For the first half of Pretty Girls, Karin Slaughter teases us with details of the lives of sisters Claire and Lydia. Their family was torn apart twenty years ago when their sister vanished under mysterious circumstances from the University of Georgia and now a recent, similar girl’s disappearance unearths some old memories, feelings and resentments.
Both sisters hold pieces of the story — and it’s not until Claire’s husband is killed in a random act of robbery on an Atlanta alley that the two get back together and begin to see that things weren’t necessarily what they seem in their family, then or now.
It’s once we reach the the mid-point of the novel and the threads start unraveling that Slaughter’s Pretty Girls takes a big left turn and slowly begins to leave credibility in the rear view mirror. I found myself rolling my eyes on multiple occasions as Slaughter reveals the secrets held not only by Claire’s husband but by members of her own family in connection with the kidnappings. Instead of being shocking, these revelations made me think, “Oh really? You must be kidding” on multiple occasions.

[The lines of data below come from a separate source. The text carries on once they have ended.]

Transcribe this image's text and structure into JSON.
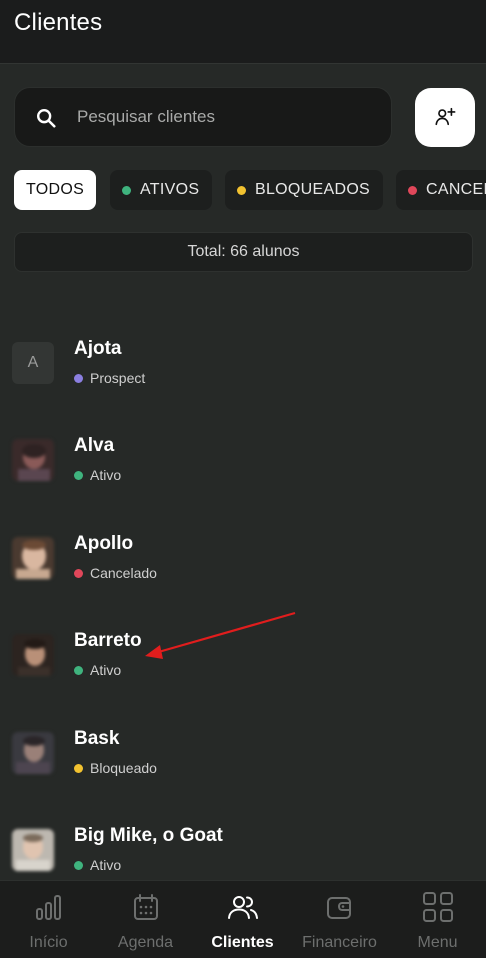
{
  "header": {
    "title": "Clientes"
  },
  "search": {
    "placeholder": "Pesquisar clientes"
  },
  "filters": [
    {
      "label": "TODOS",
      "active": true,
      "dot_color": ""
    },
    {
      "label": "ATIVOS",
      "active": false,
      "dot_color": "#3fb37e"
    },
    {
      "label": "BLOQUEADOS",
      "active": false,
      "dot_color": "#f2c230"
    },
    {
      "label": "CANCELADOS",
      "active": false,
      "dot_color": "#e0475a"
    }
  ],
  "summary": {
    "total_text": "Total: 66 alunos"
  },
  "clients": [
    {
      "name": "Ajota",
      "status": "Prospect",
      "status_color": "#8b7fe0",
      "avatar_letter": "A",
      "has_photo": false
    },
    {
      "name": "Alva",
      "status": "Ativo",
      "status_color": "#3fb37e",
      "avatar_letter": "",
      "has_photo": true
    },
    {
      "name": "Apollo",
      "status": "Cancelado",
      "status_color": "#e0475a",
      "avatar_letter": "",
      "has_photo": true
    },
    {
      "name": "Barreto",
      "status": "Ativo",
      "status_color": "#3fb37e",
      "avatar_letter": "",
      "has_photo": true
    },
    {
      "name": "Bask",
      "status": "Bloqueado",
      "status_color": "#f2c230",
      "avatar_letter": "",
      "has_photo": true
    },
    {
      "name": "Big Mike, o Goat",
      "status": "Ativo",
      "status_color": "#3fb37e",
      "avatar_letter": "",
      "has_photo": true
    }
  ],
  "nav": {
    "items": [
      {
        "label": "Início",
        "icon": "bar-chart-icon",
        "active": false
      },
      {
        "label": "Agenda",
        "icon": "calendar-icon",
        "active": false
      },
      {
        "label": "Clientes",
        "icon": "users-icon",
        "active": true
      },
      {
        "label": "Financeiro",
        "icon": "wallet-icon",
        "active": false
      },
      {
        "label": "Menu",
        "icon": "grid-icon",
        "active": false
      }
    ]
  },
  "annotation": {
    "arrow_color": "#e11d1d"
  }
}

With cover blurbs by some of the better suspense writers in the business today, I was expecting a lot more from Pretty Girls. And for the first half of the book, it delivers on the promise of those blurbs. It’s just the ending that left me feeling a bit let down by the entire experience. This was the first novel I’ve read from Slaughter in some time and while the first half had me eager to dive into her back catalog, the last half of the story made me a bit wary.